BCG Growth-Share Matrix: Definition & How-To Guide 

The Boston Consulting Group was the creator of the BCG matrix or portfolio analysis. It provides a framework for the examination of products based on market share and growth. Since 1968, businesses have used The Matrix to have a better understanding of which items will enable them to capitalize on possibilities for market share expansion.

The BCG Matrix presentation slide aid in the creation of goals and strategies. Additionally, to shift goods across the quadrants based on their performance.

What is the BCG or Growth-Share matrix?

The four-celled BCG Matrix was created by the Boston Consulting Group (BCG) to assist in long-term strategic planning.  On the basis of market growth rates and relative market share throughout industries and sectors, the matrix is used to evaluate the potential opportunities of various goods and brands that a business has in its portfolio.

By examining market growth and relative market share, the growth-share matrix is used to conduct a two-dimensional examination of a company’s product/brand portfolio. The matrix enables the company to determine where to invest, divest, or develop new goods by allowing it to assess the business potential and market context of various products and brands.

The concept is based on the finding that business units inside an organization can be divided into four groups:

  • Cash Cows
  • Stars
  • Question Marks
  • Dogs

Understanding the 4 quadrants of a BCG Matrix


There are four quadrants in the Matrix. Based on market volume and relative market share, each quadrant signifies a position relative to the others.

The BCG is more applicable to bigger businesses with a variety of services and markets. Smaller companies with a wide variety of products can utilize this to analyze their products, nevertheless.

The 80:20 rule is frequently in use. To put it another way, the BCG matrix offers a way to analyze your business and decisions because 20% of the items generate 80% of the revenues.

  • Stars (high growth, high market share)

Stars flourish quickly and control a large portion of the market. The top left quadrant of the matrix contains stars. Stars are well-known items or brands in marketplaces that are seeing rapid growth; therefore, businesses should invest more in them. They contribute a large portion of the market share and earn a sizable revenue. Compared to those living in the other three quadrants, stars often produce higher ROI.

  • Cash cows (low growth, high market share)

The lifetime of products in this quadrant has successfully finished the start-up stage, and they are now in the saturation stage. It is not necessary to reinvest profits in order to consolidate, boost market share, or accelerate expansion. The emphasis is on assimilation. They give the company the ability to transform unknowns into market leaders, pay for administrative expenses, fund R&D, pay off debt, and distribute profits to shareholders. Investment in cash cows is advocated for businesses to keep up current levels of production.
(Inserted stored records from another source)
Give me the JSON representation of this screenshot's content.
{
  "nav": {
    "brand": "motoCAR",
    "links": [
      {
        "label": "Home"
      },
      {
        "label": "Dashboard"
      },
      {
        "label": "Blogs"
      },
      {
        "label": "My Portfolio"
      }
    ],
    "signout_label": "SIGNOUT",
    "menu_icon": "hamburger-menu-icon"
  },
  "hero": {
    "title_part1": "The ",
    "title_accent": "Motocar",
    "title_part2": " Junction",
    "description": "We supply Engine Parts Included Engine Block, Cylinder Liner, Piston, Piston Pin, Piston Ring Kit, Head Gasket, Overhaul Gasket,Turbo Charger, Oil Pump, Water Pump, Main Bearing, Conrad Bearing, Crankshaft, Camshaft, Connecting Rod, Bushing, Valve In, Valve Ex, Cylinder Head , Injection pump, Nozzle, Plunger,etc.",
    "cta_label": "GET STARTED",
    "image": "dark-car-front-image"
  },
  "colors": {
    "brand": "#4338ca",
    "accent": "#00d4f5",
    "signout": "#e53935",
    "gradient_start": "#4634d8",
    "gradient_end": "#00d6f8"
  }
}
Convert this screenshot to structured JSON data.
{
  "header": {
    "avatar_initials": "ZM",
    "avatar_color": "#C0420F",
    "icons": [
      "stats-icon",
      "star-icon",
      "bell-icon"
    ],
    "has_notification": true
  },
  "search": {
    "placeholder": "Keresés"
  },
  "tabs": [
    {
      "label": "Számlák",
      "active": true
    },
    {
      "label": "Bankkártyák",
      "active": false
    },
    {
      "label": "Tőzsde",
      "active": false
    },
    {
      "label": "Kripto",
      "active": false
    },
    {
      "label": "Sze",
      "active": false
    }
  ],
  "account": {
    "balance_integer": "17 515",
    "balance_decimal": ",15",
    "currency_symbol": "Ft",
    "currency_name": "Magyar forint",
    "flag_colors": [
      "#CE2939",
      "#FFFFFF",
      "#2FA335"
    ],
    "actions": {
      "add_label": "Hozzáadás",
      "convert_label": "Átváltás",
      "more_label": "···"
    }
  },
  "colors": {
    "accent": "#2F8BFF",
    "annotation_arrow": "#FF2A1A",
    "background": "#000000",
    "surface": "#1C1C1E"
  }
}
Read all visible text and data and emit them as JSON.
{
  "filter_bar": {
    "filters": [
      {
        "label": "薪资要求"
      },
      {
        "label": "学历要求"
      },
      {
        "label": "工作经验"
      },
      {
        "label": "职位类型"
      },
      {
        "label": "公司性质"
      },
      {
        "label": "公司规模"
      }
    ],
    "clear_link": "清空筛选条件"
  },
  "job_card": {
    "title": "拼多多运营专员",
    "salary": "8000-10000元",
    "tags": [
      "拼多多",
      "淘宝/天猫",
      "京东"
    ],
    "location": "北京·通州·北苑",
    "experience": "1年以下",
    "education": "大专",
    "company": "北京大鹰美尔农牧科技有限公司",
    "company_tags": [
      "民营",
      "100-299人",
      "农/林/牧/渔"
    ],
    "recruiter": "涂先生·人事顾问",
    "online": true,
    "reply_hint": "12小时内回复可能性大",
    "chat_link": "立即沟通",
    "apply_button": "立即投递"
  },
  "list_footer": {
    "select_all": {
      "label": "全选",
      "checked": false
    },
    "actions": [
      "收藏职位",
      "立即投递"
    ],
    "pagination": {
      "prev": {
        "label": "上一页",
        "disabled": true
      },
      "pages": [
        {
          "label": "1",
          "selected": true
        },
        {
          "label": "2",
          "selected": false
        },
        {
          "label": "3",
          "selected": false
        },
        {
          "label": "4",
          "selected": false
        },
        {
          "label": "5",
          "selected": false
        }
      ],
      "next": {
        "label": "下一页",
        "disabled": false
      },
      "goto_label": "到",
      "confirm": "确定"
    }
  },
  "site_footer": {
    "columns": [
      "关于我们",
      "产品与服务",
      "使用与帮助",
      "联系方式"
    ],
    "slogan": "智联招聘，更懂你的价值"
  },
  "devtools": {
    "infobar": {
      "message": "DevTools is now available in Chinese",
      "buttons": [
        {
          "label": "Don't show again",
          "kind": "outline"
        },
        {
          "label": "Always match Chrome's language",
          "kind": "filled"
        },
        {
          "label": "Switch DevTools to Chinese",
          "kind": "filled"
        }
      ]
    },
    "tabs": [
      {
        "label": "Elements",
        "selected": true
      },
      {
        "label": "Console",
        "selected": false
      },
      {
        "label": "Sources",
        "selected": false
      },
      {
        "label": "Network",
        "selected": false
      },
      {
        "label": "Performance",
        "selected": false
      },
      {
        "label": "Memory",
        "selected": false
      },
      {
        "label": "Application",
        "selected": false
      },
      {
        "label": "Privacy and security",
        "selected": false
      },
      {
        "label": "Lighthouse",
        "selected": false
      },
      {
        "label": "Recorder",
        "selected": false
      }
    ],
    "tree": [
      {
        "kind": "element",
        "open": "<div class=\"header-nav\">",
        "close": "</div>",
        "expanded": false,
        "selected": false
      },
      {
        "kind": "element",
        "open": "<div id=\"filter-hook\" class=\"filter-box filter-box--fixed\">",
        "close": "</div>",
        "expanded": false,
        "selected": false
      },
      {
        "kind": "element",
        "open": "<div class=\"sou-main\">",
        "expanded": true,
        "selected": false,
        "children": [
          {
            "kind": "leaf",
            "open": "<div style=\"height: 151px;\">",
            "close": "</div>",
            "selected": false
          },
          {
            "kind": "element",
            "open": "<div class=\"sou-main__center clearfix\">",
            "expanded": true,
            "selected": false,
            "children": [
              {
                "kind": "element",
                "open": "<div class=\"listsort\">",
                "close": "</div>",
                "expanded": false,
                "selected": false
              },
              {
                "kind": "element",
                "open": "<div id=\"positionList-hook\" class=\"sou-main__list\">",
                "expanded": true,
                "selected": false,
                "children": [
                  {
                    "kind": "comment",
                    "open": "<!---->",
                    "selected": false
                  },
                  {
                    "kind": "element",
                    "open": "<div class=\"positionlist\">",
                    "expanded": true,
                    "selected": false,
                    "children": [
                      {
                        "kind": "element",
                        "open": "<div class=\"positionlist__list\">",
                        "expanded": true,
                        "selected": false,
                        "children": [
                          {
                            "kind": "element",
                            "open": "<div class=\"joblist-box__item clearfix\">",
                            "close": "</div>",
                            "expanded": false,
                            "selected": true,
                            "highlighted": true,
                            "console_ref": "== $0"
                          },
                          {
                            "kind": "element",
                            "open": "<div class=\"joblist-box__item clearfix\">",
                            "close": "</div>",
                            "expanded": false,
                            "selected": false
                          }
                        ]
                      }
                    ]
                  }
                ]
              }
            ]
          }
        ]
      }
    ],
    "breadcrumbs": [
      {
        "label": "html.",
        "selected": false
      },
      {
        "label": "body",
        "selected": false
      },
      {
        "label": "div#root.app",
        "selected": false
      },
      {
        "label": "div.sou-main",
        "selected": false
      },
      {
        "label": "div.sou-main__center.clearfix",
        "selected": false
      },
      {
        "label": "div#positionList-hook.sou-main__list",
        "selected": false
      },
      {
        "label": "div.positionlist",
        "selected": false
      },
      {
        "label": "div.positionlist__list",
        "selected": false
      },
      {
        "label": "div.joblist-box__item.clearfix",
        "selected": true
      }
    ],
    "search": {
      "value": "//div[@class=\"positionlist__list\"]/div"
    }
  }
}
  • Dogs (low growth, low market share)

Dogs have a small market share and a slow rate of market expansion. They neither produce money nor demand a lot of it. They are typically not worth spending on because they have little or negative cash returns and could be expensive to maintain. These items have cost disadvantages as a result of their small market share.

  • Question marks (high growth, low market share)

Question Marks also referred to as “Problem Child,” are items with low market shares in an industry with strong growth. It’s not apparent which way these products will swing, which is why they are known as question marks. Will they ascend into the region of the stars or descend to the quarter of the dogs?

Pros & cons of BCG matrix



The following are the pros of a growth-share matrix.

  • Simple to carry out;
  • It’s a good place to start before doing more research.


The following are the cons of a BCG matrix.

  • The word “market” is not defined. Businesses can be categorized as “cash cows” when, in reality, they are “dogs” or the opposite.
  • Leaves out additional external factors that could drastically alter the scenario.
  • The growth of the industry and market share are not the primary drivers of profitability. Furthermore, a large market share does not always translate into large earnings.


Final Words

In conclusion, businesses can examine their functional areas or product lines using the BCG Growth-Share Matrix to help them decide how to deploy resources strategically. By charting units according to their market shares and growth rate, the matrix enables enterprises to determine whether their business units are in a strong or poor market position. This framework has become a commonly used tool for portfolio evaluation and strategic planning in businesses and business schools.